What you will do -> Filter out every line below that lacks "code", and copy the rest.

(Excerpts from an interface dataset)
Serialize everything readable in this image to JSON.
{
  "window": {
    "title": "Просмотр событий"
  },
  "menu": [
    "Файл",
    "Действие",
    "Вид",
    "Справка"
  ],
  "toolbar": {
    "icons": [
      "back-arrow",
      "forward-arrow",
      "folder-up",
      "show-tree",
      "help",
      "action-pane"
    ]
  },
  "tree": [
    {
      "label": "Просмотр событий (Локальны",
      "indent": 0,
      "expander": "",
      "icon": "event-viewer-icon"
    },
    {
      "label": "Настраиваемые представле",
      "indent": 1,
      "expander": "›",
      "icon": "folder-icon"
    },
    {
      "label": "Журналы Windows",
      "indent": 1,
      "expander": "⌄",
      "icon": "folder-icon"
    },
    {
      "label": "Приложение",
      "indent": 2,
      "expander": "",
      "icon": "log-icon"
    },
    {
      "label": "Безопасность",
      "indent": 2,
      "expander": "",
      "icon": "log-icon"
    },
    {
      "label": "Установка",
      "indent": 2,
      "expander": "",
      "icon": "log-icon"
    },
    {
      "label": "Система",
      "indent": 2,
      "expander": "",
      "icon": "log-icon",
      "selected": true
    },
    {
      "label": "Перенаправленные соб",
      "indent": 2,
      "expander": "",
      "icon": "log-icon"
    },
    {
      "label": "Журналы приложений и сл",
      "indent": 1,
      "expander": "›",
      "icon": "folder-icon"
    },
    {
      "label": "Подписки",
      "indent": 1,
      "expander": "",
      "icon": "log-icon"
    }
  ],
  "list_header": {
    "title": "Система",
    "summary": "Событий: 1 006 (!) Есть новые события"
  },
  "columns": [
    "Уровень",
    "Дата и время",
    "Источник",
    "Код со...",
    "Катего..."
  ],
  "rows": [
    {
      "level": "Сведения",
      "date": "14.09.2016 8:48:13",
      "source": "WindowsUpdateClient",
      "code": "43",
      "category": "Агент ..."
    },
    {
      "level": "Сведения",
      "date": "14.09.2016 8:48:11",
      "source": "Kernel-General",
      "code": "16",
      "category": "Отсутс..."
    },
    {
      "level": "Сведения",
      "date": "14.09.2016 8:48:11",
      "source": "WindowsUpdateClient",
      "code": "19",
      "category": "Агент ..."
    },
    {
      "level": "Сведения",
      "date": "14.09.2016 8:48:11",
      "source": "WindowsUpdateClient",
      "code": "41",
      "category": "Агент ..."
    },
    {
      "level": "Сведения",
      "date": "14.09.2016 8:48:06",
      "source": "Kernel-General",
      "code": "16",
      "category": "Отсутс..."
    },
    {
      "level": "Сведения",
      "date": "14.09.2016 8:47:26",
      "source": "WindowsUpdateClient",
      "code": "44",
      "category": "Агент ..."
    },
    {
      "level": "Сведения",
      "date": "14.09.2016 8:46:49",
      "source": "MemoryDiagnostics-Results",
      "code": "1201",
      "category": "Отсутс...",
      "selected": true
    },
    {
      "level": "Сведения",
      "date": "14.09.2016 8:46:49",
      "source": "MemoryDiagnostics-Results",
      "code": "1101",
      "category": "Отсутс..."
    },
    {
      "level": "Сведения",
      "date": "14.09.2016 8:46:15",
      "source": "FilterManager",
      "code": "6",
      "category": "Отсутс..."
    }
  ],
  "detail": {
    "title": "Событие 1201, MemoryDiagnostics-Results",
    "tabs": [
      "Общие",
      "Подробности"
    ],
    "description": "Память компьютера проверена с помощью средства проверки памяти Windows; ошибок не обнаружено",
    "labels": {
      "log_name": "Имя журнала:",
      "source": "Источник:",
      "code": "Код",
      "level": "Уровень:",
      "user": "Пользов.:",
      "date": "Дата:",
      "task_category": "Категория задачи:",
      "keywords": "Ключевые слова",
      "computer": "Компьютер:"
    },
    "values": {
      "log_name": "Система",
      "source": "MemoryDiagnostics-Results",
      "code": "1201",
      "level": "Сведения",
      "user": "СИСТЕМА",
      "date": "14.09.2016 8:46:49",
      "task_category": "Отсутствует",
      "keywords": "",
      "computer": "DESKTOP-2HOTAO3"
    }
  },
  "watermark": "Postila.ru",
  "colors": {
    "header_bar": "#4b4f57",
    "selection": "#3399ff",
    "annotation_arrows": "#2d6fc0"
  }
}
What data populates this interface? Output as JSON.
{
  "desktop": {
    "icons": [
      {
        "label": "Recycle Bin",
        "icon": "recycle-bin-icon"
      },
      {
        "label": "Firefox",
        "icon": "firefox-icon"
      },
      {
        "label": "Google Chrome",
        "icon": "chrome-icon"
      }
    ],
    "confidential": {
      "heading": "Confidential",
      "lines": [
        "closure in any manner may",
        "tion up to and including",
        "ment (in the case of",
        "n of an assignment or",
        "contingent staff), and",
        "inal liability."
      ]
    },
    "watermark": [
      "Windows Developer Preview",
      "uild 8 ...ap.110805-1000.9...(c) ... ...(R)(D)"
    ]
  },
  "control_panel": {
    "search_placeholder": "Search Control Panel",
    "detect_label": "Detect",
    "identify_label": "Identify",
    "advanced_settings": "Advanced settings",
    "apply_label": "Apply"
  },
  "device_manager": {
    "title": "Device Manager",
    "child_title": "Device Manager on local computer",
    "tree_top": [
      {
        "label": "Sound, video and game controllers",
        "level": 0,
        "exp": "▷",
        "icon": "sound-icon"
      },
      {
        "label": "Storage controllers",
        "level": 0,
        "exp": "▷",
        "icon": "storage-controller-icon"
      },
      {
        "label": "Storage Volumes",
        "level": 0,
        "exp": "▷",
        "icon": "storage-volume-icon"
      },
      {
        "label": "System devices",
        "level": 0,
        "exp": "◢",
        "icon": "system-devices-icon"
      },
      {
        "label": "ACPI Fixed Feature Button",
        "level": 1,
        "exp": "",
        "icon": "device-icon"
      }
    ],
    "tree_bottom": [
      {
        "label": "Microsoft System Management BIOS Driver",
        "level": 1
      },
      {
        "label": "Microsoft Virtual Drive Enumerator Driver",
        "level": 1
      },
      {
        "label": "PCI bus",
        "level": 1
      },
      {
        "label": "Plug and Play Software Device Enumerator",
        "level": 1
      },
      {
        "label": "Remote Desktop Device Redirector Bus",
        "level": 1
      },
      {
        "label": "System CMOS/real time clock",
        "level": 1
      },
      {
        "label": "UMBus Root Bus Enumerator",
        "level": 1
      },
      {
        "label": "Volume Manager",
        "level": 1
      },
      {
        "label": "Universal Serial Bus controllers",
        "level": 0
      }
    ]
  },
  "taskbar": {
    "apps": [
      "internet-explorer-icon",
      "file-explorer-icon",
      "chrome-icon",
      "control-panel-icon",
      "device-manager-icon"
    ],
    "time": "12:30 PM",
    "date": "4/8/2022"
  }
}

Task response ->
      "code": "43",
      "code": "16",
      "code": "19",
      "code": "41",
      "code": "16",
      "code": "44",
      "code": "1201",
      "code": "1101",
      "code": "6",
      "code": "Код",
      "code": "1201",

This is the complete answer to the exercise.